Many countries claim Feta as "their' cheese, but it is hard to say who was truly the first to make it. Wherever Feta is made in the world, its basic characteristics don't change - salty, tangy and milky with a creamy yet crumbly texture. There are slight variances, however, in flavor and texture depending on what type of milk is used (cow, sheep or goat) and where the Feta is made.
- French Feta:
Usually made with excess sheeps' milk that is not used for making Roquefort. French Feta is typically mild and creamy. Some goats' milk Feta is also made in France and can be slightly drier and tangier.
- Bulgarian Feta: Made from sheeps' milk. Creamier texture, usually less salty. Sometimes it has a little bit of a grassy or "sheepy" flavor mixed in with a yeasty, tangy finish.
- Greek Feta: Made from at least 70% sheeps' milk, often with a little goats' milk blended in. Salty and tangy, usually rich and creamy, although versions with more goats' milk tend to be drier.
- Israeli Feta: Full-flavored, creamy, and usually not overly salty Feta made from sheeps' milk .

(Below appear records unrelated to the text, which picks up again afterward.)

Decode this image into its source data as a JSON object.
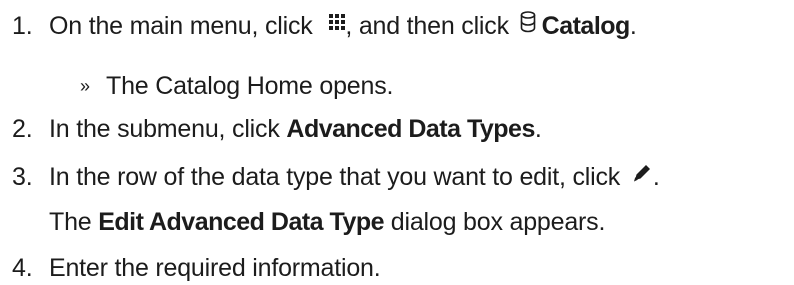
{
  "steps": [
    {
      "number": "1.",
      "text_before": "On the main menu, click",
      "icon_1": "grid-menu-icon",
      "text_middle": ", and then click",
      "icon_2": "database-icon",
      "bold": "Catalog",
      "text_after": ".",
      "result": {
        "bullet": "»",
        "text": "The Catalog Home opens."
      }
    },
    {
      "number": "2.",
      "text_before": "In the submenu, click",
      "bold": "Advanced Data Types",
      "text_after": "."
    },
    {
      "number": "3.",
      "text_before": "In the row of the data type that you want to edit, click",
      "icon": "pencil-icon",
      "text_after": ".",
      "note": {
        "text_before": "The",
        "bold": "Edit Advanced Data Type",
        "text_after": "dialog box appears."
      }
    },
    {
      "number": "4.",
      "text": "Enter the required information."
    }
  ],
  "colors": {
    "text": "#1c1c1c"
  }
}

- American Feta: Can be made with sheep, goat or even cows' milk. Usually the predominant flavor is tangy and the texture is less creamy and more crumbly.